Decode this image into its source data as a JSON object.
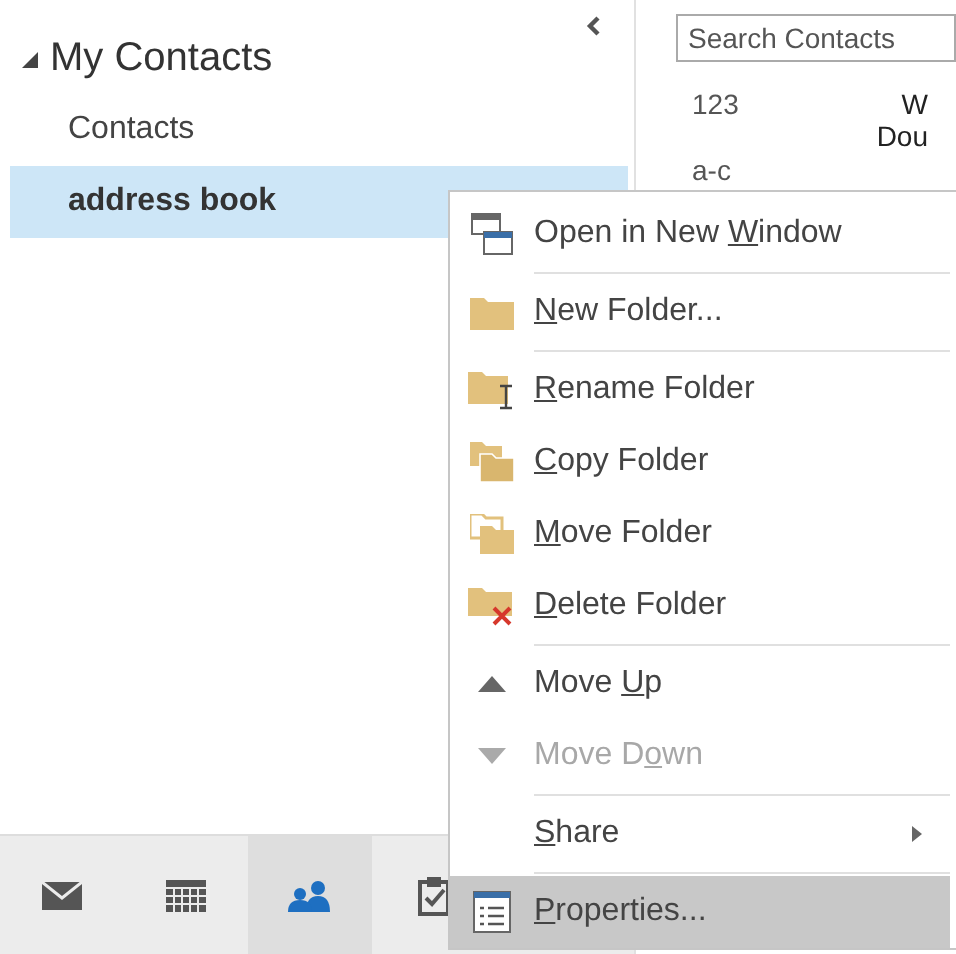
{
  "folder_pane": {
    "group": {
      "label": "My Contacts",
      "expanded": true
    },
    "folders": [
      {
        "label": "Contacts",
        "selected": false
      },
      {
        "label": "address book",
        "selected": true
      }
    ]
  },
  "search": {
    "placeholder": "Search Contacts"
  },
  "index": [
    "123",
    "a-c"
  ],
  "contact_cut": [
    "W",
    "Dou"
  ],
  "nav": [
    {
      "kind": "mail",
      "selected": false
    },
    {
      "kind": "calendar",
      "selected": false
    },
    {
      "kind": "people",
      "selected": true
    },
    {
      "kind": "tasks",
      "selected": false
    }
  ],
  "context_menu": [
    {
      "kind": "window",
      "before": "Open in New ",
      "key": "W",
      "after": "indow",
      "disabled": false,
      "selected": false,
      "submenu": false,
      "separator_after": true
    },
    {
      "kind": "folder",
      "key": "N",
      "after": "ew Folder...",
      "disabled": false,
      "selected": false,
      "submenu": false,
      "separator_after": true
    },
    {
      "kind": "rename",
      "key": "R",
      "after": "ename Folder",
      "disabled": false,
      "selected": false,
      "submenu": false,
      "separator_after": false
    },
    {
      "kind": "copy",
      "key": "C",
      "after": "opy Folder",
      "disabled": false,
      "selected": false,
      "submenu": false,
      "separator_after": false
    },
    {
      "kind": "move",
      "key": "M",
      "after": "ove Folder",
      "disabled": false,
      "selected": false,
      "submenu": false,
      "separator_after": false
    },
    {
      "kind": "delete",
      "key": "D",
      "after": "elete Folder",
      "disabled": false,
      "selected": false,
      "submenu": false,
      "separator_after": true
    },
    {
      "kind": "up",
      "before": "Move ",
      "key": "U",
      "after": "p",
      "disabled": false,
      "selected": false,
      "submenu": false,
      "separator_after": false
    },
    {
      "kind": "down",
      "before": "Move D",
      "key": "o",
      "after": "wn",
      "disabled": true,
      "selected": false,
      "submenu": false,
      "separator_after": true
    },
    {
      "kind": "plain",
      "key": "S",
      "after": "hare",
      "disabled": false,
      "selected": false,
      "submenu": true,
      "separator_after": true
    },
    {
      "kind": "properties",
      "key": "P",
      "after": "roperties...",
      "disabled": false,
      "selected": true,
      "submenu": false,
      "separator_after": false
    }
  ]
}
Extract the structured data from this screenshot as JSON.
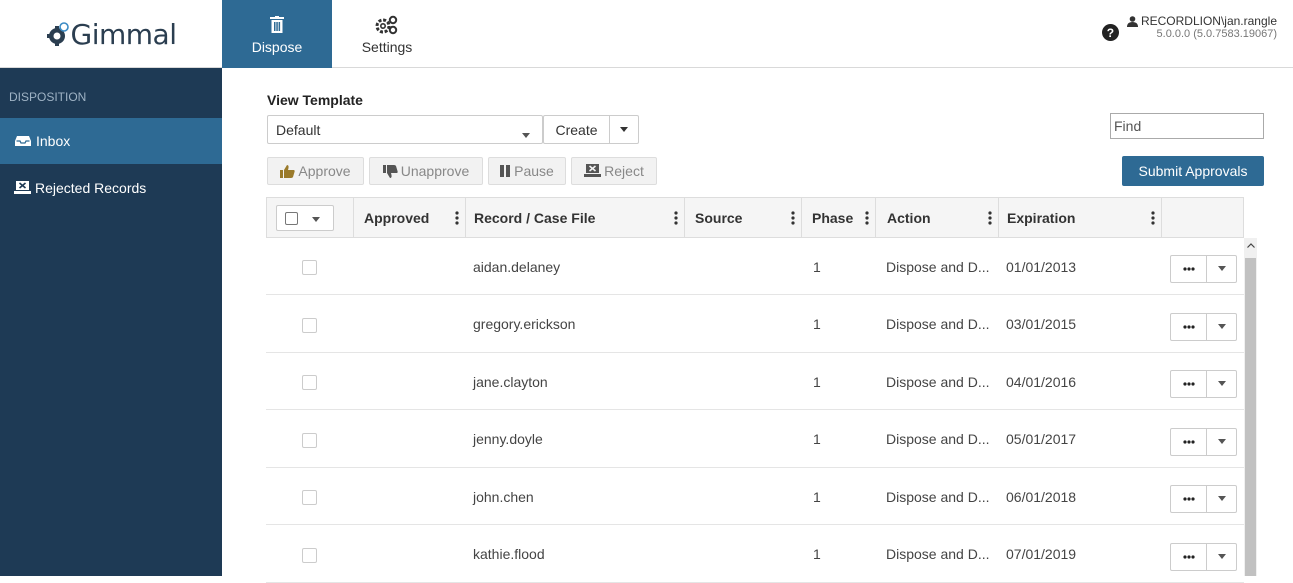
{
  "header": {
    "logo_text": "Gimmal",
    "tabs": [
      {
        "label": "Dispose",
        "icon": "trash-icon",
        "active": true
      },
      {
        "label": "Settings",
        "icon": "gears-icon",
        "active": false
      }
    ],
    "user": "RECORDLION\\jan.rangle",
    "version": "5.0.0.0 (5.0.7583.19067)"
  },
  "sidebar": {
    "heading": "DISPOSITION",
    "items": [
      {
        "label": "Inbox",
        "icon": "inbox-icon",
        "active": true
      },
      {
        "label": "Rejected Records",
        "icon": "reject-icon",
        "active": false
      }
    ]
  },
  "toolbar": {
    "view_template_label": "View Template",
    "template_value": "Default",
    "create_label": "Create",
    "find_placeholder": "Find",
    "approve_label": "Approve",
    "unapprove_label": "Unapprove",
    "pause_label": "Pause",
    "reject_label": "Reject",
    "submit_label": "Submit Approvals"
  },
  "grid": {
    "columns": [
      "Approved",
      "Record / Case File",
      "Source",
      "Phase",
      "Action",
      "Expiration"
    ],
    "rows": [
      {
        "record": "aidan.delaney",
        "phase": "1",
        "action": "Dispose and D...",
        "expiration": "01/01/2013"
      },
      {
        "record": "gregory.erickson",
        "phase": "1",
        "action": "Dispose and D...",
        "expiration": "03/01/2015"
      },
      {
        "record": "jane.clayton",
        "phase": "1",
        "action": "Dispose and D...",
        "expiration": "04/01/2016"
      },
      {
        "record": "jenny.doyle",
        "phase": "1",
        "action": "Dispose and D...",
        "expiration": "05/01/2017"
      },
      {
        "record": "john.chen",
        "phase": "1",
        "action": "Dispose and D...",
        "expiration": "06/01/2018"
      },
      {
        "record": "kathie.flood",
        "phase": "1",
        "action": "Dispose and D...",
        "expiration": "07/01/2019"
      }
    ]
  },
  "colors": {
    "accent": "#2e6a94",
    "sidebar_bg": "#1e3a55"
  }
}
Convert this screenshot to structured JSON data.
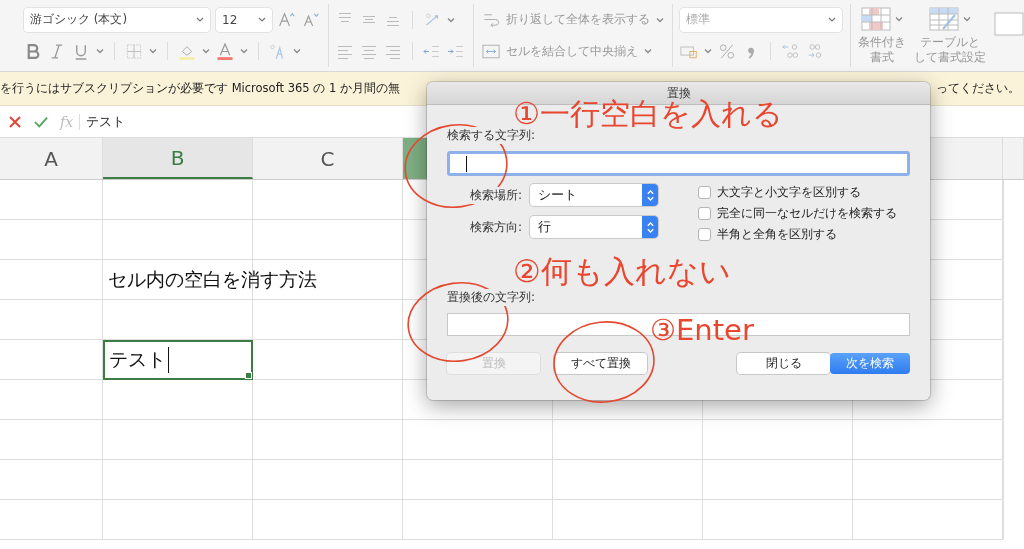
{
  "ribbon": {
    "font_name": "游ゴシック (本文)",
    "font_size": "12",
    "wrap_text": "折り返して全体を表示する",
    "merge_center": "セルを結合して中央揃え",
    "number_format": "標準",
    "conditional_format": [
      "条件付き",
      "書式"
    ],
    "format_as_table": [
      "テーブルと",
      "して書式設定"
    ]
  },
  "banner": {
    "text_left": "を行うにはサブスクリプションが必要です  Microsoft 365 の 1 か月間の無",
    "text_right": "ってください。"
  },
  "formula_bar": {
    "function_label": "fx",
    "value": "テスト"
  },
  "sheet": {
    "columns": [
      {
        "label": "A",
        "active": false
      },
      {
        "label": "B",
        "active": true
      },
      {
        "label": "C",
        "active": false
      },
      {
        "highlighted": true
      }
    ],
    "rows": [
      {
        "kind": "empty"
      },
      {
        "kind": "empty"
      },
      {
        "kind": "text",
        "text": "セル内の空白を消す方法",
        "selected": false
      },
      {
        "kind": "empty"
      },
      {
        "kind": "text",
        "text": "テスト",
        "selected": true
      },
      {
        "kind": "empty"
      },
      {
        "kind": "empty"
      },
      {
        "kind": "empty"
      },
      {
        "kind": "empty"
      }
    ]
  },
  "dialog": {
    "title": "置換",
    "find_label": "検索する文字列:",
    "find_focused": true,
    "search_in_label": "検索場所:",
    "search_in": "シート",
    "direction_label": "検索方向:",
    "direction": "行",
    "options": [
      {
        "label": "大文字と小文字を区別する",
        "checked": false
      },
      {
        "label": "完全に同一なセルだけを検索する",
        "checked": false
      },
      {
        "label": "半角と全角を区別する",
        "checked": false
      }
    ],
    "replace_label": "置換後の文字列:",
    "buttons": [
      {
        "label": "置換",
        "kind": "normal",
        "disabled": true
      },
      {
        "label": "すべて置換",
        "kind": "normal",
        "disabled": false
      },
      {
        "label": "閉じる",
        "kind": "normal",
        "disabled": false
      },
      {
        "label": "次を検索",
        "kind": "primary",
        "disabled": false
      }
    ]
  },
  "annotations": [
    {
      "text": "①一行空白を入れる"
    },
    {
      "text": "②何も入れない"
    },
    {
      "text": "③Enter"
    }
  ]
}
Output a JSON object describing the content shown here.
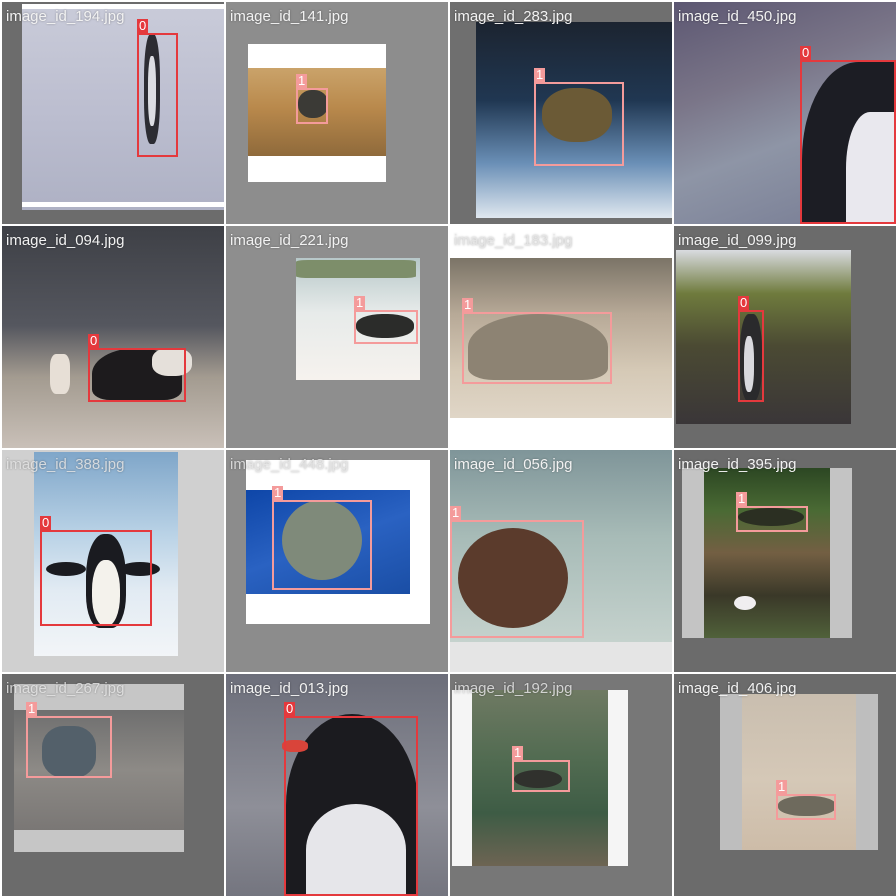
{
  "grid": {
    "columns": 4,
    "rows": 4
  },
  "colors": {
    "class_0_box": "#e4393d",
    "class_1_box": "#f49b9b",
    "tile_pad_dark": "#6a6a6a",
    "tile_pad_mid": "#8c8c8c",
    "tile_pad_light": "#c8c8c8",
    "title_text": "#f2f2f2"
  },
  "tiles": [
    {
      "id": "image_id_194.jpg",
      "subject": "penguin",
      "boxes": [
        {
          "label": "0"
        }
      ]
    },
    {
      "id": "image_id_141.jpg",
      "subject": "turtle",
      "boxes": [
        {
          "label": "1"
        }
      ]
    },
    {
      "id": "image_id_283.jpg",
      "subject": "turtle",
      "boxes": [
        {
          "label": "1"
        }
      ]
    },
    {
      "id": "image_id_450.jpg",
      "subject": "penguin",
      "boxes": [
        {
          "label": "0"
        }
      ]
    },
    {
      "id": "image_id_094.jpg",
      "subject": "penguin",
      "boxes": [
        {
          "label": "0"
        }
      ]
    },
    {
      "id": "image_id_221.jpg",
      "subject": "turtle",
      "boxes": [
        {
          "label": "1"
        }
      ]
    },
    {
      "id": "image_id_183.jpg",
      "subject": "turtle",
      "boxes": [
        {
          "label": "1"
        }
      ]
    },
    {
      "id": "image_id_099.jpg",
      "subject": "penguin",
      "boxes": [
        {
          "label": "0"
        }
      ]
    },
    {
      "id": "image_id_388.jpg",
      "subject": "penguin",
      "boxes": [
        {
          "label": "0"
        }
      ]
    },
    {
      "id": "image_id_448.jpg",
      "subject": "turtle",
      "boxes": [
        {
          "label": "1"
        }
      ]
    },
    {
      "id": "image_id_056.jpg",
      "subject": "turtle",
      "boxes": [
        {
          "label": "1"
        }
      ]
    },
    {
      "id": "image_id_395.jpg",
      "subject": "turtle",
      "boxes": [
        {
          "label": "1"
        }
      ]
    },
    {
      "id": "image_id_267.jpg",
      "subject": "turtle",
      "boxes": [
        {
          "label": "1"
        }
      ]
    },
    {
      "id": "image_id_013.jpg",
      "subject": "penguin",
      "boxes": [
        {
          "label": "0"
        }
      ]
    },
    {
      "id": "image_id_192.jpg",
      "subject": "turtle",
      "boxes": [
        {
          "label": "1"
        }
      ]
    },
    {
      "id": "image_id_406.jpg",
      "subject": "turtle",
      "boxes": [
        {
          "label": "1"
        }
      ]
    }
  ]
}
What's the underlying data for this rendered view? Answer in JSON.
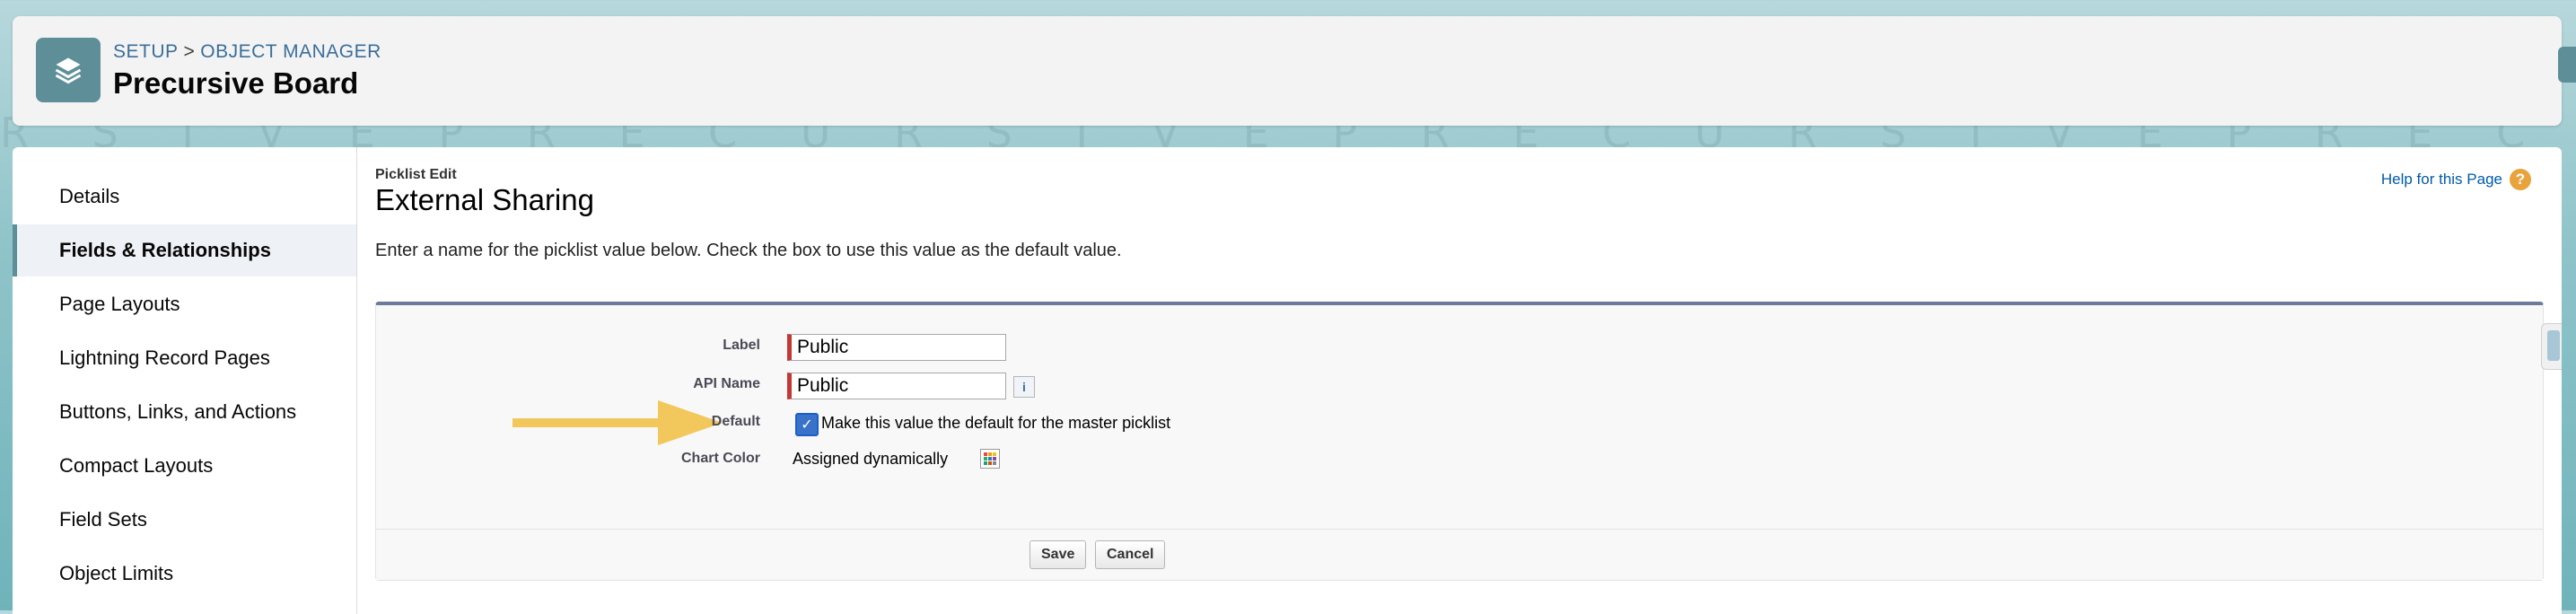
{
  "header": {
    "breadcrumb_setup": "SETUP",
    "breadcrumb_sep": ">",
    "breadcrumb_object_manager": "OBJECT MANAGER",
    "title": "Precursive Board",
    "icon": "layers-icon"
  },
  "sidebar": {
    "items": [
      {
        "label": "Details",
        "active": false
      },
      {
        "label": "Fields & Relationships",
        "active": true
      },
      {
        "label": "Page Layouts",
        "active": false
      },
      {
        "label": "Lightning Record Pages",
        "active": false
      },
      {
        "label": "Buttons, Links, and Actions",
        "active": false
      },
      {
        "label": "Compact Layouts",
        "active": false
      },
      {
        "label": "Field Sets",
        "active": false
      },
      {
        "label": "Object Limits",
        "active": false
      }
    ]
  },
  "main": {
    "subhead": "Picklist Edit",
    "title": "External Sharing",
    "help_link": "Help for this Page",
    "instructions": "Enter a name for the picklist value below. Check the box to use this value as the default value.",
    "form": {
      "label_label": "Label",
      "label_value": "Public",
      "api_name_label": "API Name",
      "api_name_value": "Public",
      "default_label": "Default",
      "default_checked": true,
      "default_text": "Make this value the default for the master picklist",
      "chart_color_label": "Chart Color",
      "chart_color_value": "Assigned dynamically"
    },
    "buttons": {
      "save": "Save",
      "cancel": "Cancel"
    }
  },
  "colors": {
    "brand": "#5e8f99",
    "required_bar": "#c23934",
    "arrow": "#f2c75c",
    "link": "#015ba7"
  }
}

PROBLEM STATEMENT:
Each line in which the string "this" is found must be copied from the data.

SOLUTION:
Decode this image into its source data as a JSON object.
Extract the structured data from this screenshot as JSON.
Convert this screenshot to structured JSON data.
What's the underlying data for this rendered view? Answer in JSON.
    "help_link": "Help for this Page",
    "instructions": "Enter a name for the picklist value below. Check the box to use this value as the default value.",
      "default_text": "Make this value the default for the master picklist",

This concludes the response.